_Task to carry out_:
Could you give the records below again exactly as they stand?

_Supplied records_:
·····

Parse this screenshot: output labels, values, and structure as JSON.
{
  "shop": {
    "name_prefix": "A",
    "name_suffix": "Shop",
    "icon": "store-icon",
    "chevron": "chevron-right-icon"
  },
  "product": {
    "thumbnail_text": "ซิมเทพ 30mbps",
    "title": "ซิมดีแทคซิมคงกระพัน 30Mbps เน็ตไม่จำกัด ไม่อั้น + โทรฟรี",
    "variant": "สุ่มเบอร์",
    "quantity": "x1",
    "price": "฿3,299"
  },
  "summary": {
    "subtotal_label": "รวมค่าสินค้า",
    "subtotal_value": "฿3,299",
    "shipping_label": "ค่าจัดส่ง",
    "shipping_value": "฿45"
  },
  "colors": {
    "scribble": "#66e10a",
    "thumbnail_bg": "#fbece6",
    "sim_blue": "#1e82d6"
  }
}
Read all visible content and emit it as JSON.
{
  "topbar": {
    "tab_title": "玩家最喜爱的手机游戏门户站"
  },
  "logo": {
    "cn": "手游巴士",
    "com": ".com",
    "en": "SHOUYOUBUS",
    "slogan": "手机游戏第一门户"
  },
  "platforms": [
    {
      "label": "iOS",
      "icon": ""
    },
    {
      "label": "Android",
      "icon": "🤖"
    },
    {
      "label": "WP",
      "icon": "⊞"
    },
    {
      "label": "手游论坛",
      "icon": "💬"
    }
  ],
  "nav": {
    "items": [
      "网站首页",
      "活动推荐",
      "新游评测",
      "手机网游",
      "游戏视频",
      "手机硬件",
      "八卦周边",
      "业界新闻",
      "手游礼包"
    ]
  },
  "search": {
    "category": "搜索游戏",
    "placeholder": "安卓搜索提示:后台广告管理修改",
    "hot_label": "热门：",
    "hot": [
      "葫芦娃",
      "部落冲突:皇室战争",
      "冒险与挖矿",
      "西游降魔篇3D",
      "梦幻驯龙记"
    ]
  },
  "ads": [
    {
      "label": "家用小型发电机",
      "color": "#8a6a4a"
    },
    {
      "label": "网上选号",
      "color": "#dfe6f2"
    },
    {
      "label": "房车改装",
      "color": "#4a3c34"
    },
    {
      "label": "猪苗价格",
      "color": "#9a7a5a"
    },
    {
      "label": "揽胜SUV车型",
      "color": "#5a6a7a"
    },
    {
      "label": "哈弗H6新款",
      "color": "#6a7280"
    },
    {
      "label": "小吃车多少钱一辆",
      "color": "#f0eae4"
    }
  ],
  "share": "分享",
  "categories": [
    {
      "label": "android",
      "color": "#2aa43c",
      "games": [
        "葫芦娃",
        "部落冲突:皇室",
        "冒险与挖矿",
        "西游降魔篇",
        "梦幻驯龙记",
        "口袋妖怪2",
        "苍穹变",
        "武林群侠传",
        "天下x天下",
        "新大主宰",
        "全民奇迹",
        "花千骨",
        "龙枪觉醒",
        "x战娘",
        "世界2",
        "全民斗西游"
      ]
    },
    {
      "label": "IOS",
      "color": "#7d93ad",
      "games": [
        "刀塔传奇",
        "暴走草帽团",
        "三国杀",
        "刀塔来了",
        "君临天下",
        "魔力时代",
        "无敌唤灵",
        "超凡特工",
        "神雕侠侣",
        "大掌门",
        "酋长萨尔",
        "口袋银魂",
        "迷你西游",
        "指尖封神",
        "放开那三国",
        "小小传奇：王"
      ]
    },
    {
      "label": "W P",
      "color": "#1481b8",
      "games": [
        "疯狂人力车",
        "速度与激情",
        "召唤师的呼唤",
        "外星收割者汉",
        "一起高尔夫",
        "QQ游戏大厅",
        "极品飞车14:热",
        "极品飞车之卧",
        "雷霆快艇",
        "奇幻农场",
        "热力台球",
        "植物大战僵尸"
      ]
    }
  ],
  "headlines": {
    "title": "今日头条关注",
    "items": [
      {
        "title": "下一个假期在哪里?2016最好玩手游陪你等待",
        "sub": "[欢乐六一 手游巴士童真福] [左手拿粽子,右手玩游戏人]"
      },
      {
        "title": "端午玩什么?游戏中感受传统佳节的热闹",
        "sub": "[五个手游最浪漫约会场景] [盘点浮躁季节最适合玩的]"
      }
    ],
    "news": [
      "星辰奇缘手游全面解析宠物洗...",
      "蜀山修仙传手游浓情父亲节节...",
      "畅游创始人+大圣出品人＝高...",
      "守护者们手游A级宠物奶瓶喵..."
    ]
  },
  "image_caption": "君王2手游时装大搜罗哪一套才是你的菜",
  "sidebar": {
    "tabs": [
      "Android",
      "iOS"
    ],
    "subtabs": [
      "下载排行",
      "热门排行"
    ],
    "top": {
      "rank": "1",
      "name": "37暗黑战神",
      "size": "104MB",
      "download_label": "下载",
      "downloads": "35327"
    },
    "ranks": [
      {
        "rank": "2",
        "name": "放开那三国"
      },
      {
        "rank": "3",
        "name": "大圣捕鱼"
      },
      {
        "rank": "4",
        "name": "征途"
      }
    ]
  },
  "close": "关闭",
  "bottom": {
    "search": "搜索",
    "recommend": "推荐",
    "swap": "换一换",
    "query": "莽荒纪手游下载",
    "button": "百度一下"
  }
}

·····

_Expected answer_:
Parse this screenshot: output labels, values, and structure as JSON.
{
  "shop": {
    "name_prefix": "A",
    "name_suffix": "Shop",
    "icon": "store-icon",
    "chevron": "chevron-right-icon"
  },
  "product": {
    "thumbnail_text": "ซิมเทพ 30mbps",
    "title": "ซิมดีแทคซิมคงกระพัน 30Mbps เน็ตไม่จำกัด ไม่อั้น + โทรฟรี",
    "variant": "สุ่มเบอร์",
    "quantity": "x1",
    "price": "฿3,299"
  },
  "summary": {
    "subtotal_label": "รวมค่าสินค้า",
    "subtotal_value": "฿3,299",
    "shipping_label": "ค่าจัดส่ง",
    "shipping_value": "฿45"
  },
  "colors": {
    "scribble": "#66e10a",
    "thumbnail_bg": "#fbece6",
    "sim_blue": "#1e82d6"
  }
}
Read all visible content and emit it as JSON.
{
  "topbar": {
    "tab_title": "玩家最喜爱的手机游戏门户站"
  },
  "logo": {
    "cn": "手游巴士",
    "com": ".com",
    "en": "SHOUYOUBUS",
    "slogan": "手机游戏第一门户"
  },
  "platforms": [
    {
      "label": "iOS",
      "icon": ""
    },
    {
      "label": "Android",
      "icon": "🤖"
    },
    {
      "label": "WP",
      "icon": "⊞"
    },
    {
      "label": "手游论坛",
      "icon": "💬"
    }
  ],
  "nav": {
    "items": [
      "网站首页",
      "活动推荐",
      "新游评测",
      "手机网游",
      "游戏视频",
      "手机硬件",
      "八卦周边",
      "业界新闻",
      "手游礼包"
    ]
  },
  "search": {
    "category": "搜索游戏",
    "placeholder": "安卓搜索提示:后台广告管理修改",
    "hot_label": "热门：",
    "hot": [
      "葫芦娃",
      "部落冲突:皇室战争",
      "冒险与挖矿",
      "西游降魔篇3D",
      "梦幻驯龙记"
    ]
  },
  "ads": [
    {
      "label": "家用小型发电机",
      "color": "#8a6a4a"
    },
    {
      "label": "网上选号",
      "color": "#dfe6f2"
    },
    {
      "label": "房车改装",
      "color": "#4a3c34"
    },
    {
      "label": "猪苗价格",
      "color": "#9a7a5a"
    },
    {
      "label": "揽胜SUV车型",
      "color": "#5a6a7a"
    },
    {
      "label": "哈弗H6新款",
      "color": "#6a7280"
    },
    {
      "label": "小吃车多少钱一辆",
      "color": "#f0eae4"
    }
  ],
  "share": "分享",
  "categories": [
    {
      "label": "android",
      "color": "#2aa43c",
      "games": [
        "葫芦娃",
        "部落冲突:皇室",
        "冒险与挖矿",
        "西游降魔篇",
        "梦幻驯龙记",
        "口袋妖怪2",
        "苍穹变",
        "武林群侠传",
        "天下x天下",
        "新大主宰",
        "全民奇迹",
        "花千骨",
        "龙枪觉醒",
        "x战娘",
        "世界2",
        "全民斗西游"
      ]
    },
    {
      "label": "IOS",
      "color": "#7d93ad",
      "games": [
        "刀塔传奇",
        "暴走草帽团",
        "三国杀",
        "刀塔来了",
        "君临天下",
        "魔力时代",
        "无敌唤灵",
        "超凡特工",
        "神雕侠侣",
        "大掌门",
        "酋长萨尔",
        "口袋银魂",
        "迷你西游",
        "指尖封神",
        "放开那三国",
        "小小传奇：王"
      ]
    },
    {
      "label": "W P",
      "color": "#1481b8",
      "games": [
        "疯狂人力车",
        "速度与激情",
        "召唤师的呼唤",
        "外星收割者汉",
        "一起高尔夫",
        "QQ游戏大厅",
        "极品飞车14:热",
        "极品飞车之卧",
        "雷霆快艇",
        "奇幻农场",
        "热力台球",
        "植物大战僵尸"
      ]
    }
  ],
  "headlines": {
    "title": "今日头条关注",
    "items": [
      {
        "title": "下一个假期在哪里?2016最好玩手游陪你等待",
        "sub": "[欢乐六一 手游巴士童真福] [左手拿粽子,右手玩游戏人]"
      },
      {
        "title": "端午玩什么?游戏中感受传统佳节的热闹",
        "sub": "[五个手游最浪漫约会场景] [盘点浮躁季节最适合玩的]"
      }
    ],
    "news": [
      "星辰奇缘手游全面解析宠物洗...",
      "蜀山修仙传手游浓情父亲节节...",
      "畅游创始人+大圣出品人＝高...",
      "守护者们手游A级宠物奶瓶喵..."
    ]
  },
  "image_caption": "君王2手游时装大搜罗哪一套才是你的菜",
  "sidebar": {
    "tabs": [
      "Android",
      "iOS"
    ],
    "subtabs": [
      "下载排行",
      "热门排行"
    ],
    "top": {
      "rank": "1",
      "name": "37暗黑战神",
      "size": "104MB",
      "download_label": "下载",
      "downloads": "35327"
    },
    "ranks": [
      {
        "rank": "2",
        "name": "放开那三国"
      },
      {
        "rank": "3",
        "name": "大圣捕鱼"
      },
      {
        "rank": "4",
        "name": "征途"
      }
    ]
  },
  "close": "关闭",
  "bottom": {
    "search": "搜索",
    "recommend": "推荐",
    "swap": "换一换",
    "query": "莽荒纪手游下载",
    "button": "百度一下"
  }
}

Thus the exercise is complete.